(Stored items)

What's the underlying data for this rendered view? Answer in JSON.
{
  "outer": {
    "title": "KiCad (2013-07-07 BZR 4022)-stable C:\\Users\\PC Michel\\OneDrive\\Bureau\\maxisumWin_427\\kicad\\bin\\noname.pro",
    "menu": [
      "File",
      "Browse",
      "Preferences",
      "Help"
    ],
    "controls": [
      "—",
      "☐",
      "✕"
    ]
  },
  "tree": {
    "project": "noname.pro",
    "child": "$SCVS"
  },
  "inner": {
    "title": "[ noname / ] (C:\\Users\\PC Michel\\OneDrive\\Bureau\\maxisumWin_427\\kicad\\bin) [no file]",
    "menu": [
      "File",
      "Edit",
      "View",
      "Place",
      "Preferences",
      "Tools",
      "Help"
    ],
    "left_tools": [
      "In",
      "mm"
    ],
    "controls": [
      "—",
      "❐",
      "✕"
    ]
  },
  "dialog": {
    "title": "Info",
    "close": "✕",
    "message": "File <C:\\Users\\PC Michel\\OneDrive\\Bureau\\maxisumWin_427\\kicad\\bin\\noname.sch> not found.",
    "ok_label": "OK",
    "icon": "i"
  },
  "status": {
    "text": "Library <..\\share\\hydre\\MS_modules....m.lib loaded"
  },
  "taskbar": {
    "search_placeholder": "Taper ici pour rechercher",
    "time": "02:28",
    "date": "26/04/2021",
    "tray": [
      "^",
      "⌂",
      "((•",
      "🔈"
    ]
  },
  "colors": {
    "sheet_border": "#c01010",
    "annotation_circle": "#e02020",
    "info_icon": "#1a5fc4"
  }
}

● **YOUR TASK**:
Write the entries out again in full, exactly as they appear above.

● **RESULT OF THE TASK**:
What's the underlying data for this rendered view? Answer in JSON.
{
  "outer": {
    "title": "KiCad (2013-07-07 BZR 4022)-stable C:\\Users\\PC Michel\\OneDrive\\Bureau\\maxisumWin_427\\kicad\\bin\\noname.pro",
    "menu": [
      "File",
      "Browse",
      "Preferences",
      "Help"
    ],
    "controls": [
      "—",
      "☐",
      "✕"
    ]
  },
  "tree": {
    "project": "noname.pro",
    "child": "$SCVS"
  },
  "inner": {
    "title": "[ noname / ] (C:\\Users\\PC Michel\\OneDrive\\Bureau\\maxisumWin_427\\kicad\\bin) [no file]",
    "menu": [
      "File",
      "Edit",
      "View",
      "Place",
      "Preferences",
      "Tools",
      "Help"
    ],
    "left_tools": [
      "In",
      "mm"
    ],
    "controls": [
      "—",
      "❐",
      "✕"
    ]
  },
  "dialog": {
    "title": "Info",
    "close": "✕",
    "message": "File <C:\\Users\\PC Michel\\OneDrive\\Bureau\\maxisumWin_427\\kicad\\bin\\noname.sch> not found.",
    "ok_label": "OK",
    "icon": "i"
  },
  "status": {
    "text": "Library <..\\share\\hydre\\MS_modules....m.lib loaded"
  },
  "taskbar": {
    "search_placeholder": "Taper ici pour rechercher",
    "time": "02:28",
    "date": "26/04/2021",
    "tray": [
      "^",
      "⌂",
      "((•",
      "🔈"
    ]
  },
  "colors": {
    "sheet_border": "#c01010",
    "annotation_circle": "#e02020",
    "info_icon": "#1a5fc4"
  }
}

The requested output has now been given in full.